### Work instructions
Which lines run from the one with "Parse this screenshot: output" through the end of the data? Retype them exactly, without pictures.

(Source data)
· · · ·

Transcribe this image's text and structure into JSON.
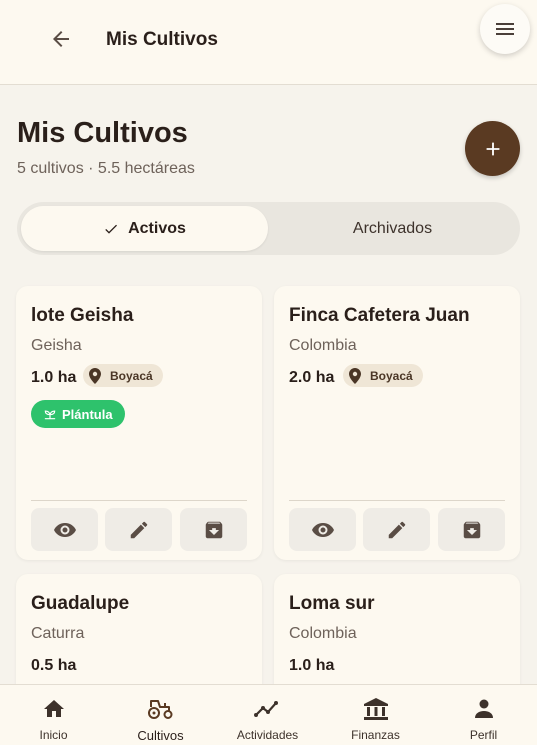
{
  "topbar": {
    "title": "Mis Cultivos"
  },
  "header": {
    "title": "Mis Cultivos",
    "subtitle": "5 cultivos · 5.5 hectáreas"
  },
  "tabs": [
    {
      "label": "Activos",
      "selected": true
    },
    {
      "label": "Archivados",
      "selected": false
    }
  ],
  "crops": [
    {
      "name": "lote Geisha",
      "variety": "Geisha",
      "area": "1.0 ha",
      "location": "Boyacá",
      "stage": "Plántula"
    },
    {
      "name": "Finca Cafetera Juan",
      "variety": "Colombia",
      "area": "2.0 ha",
      "location": "Boyacá"
    },
    {
      "name": "Guadalupe",
      "variety": "Caturra",
      "area": "0.5 ha"
    },
    {
      "name": "Loma sur",
      "variety": "Colombia",
      "area": "1.0 ha"
    }
  ],
  "nav": [
    {
      "label": "Inicio",
      "icon": "home-icon"
    },
    {
      "label": "Cultivos",
      "icon": "tractor-icon",
      "active": true
    },
    {
      "label": "Actividades",
      "icon": "activity-chart-icon"
    },
    {
      "label": "Finanzas",
      "icon": "bank-icon"
    },
    {
      "label": "Perfil",
      "icon": "person-icon"
    }
  ],
  "colors": {
    "brand_brown": "#5a3a22",
    "stage_green": "#2ec26c",
    "background": "#f6f3ec",
    "card": "#fdf9f0"
  }
}
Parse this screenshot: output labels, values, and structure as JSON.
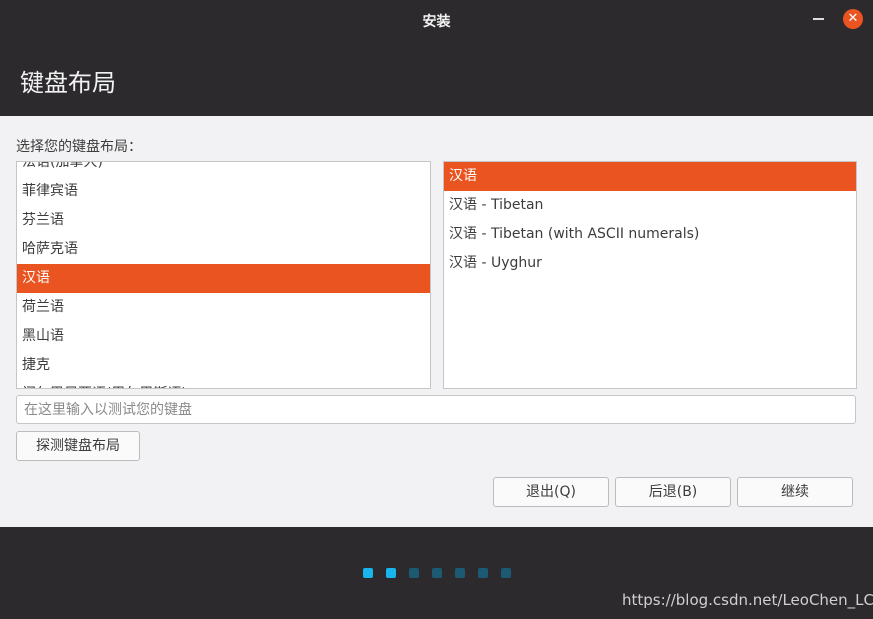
{
  "window": {
    "title": "安装"
  },
  "header": {
    "title": "键盘布局"
  },
  "content": {
    "prompt": "选择您的键盘布局：",
    "layouts": [
      "法语(加拿大)",
      "菲律宾语",
      "芬兰语",
      "哈萨克语",
      "汉语",
      "荷兰语",
      "黑山语",
      "捷克",
      "门尔巴尼亚语(巴尔巴斯语)"
    ],
    "selected_layout": "汉语",
    "variants": [
      "汉语",
      "汉语 - Tibetan",
      "汉语 - Tibetan (with ASCII numerals)",
      "汉语 - Uyghur"
    ],
    "selected_variant": "汉语",
    "test_placeholder": "在这里输入以测试您的键盘",
    "detect_label": "探测键盘布局"
  },
  "buttons": {
    "quit": "退出(Q)",
    "back": "后退(B)",
    "continue": "继续"
  },
  "progress": {
    "total_steps": 7,
    "current_step": 2
  },
  "watermark": "https://blog.csdn.net/LeoChen_LC",
  "colors": {
    "accent": "#e95420",
    "dark": "#2c2a2d",
    "dot_active": "#19b6ee",
    "dot_inactive": "#1c5a73"
  }
}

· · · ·

### Exercise solution
Parse this screenshot: output labels, values, and structure as JSON.
{
  "window": {
    "title": "安装"
  },
  "header": {
    "title": "键盘布局"
  },
  "content": {
    "prompt": "选择您的键盘布局：",
    "layouts": [
      "法语(加拿大)",
      "菲律宾语",
      "芬兰语",
      "哈萨克语",
      "汉语",
      "荷兰语",
      "黑山语",
      "捷克",
      "门尔巴尼亚语(巴尔巴斯语)"
    ],
    "selected_layout": "汉语",
    "variants": [
      "汉语",
      "汉语 - Tibetan",
      "汉语 - Tibetan (with ASCII numerals)",
      "汉语 - Uyghur"
    ],
    "selected_variant": "汉语",
    "test_placeholder": "在这里输入以测试您的键盘",
    "detect_label": "探测键盘布局"
  },
  "buttons": {
    "quit": "退出(Q)",
    "back": "后退(B)",
    "continue": "继续"
  },
  "progress": {
    "total_steps": 7,
    "current_step": 2
  },
  "watermark": "https://blog.csdn.net/LeoChen_LC",
  "colors": {
    "accent": "#e95420",
    "dark": "#2c2a2d",
    "dot_active": "#19b6ee",
    "dot_inactive": "#1c5a73"
  }
}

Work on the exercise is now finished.